-- Opening Marker --

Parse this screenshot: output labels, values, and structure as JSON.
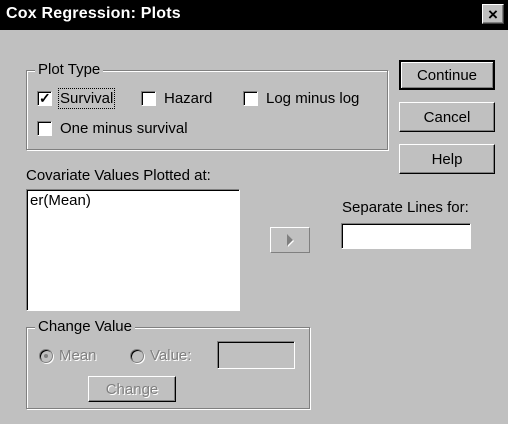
{
  "window": {
    "title": "Cox Regression: Plots"
  },
  "plot_type": {
    "legend": "Plot Type",
    "survival": {
      "label": "Survival",
      "checked": true
    },
    "hazard": {
      "label": "Hazard",
      "checked": false
    },
    "log_minus_log": {
      "label": "Log minus log",
      "checked": false
    },
    "one_minus_survival": {
      "label": "One minus survival",
      "checked": false
    }
  },
  "buttons": {
    "continue": "Continue",
    "cancel": "Cancel",
    "help": "Help"
  },
  "covariates": {
    "label": "Covariate Values Plotted at:",
    "items": [
      "er(Mean)"
    ]
  },
  "separate_lines": {
    "label": "Separate Lines for:",
    "value": ""
  },
  "change_value": {
    "legend": "Change Value",
    "mean_label": "Mean",
    "value_label": "Value:",
    "value_input": "",
    "change_button": "Change"
  }
}
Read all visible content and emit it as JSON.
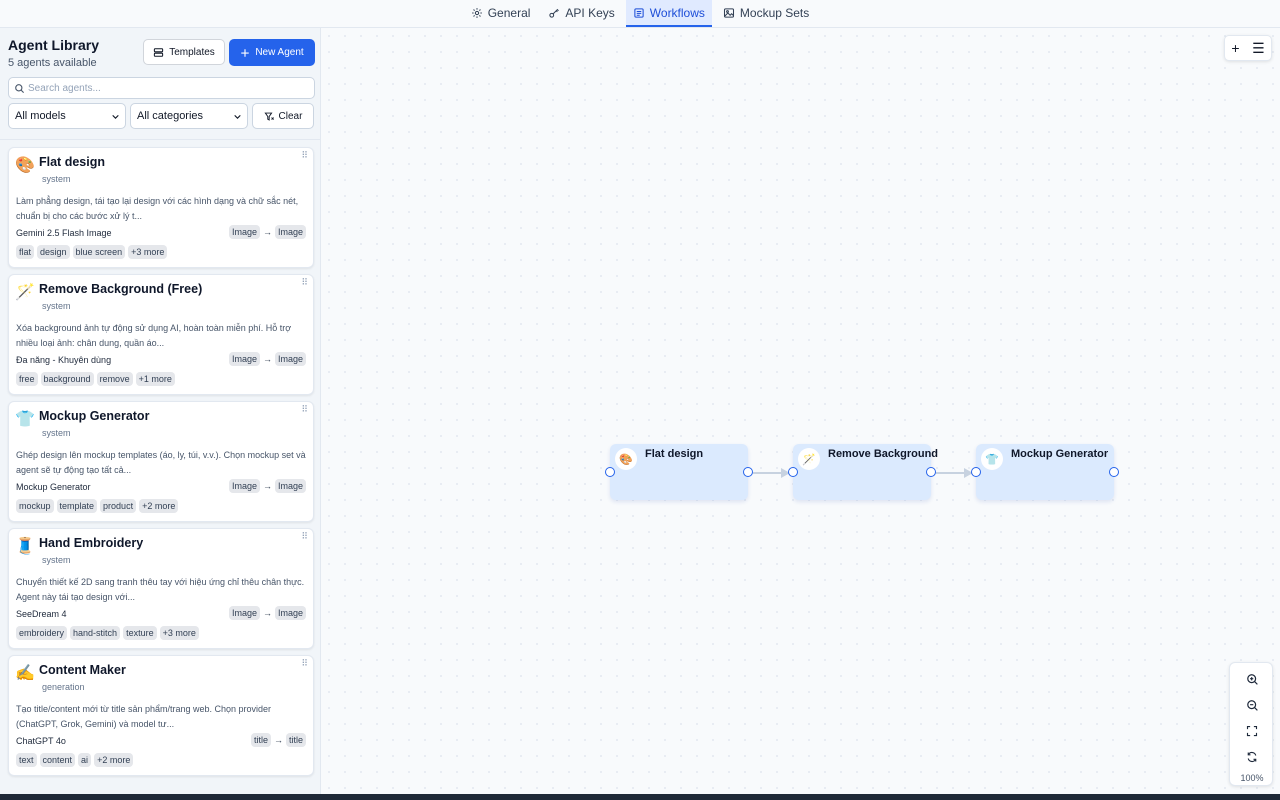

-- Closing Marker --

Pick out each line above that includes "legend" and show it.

    "legend": "Plot Type",
    "legend": "Change Value",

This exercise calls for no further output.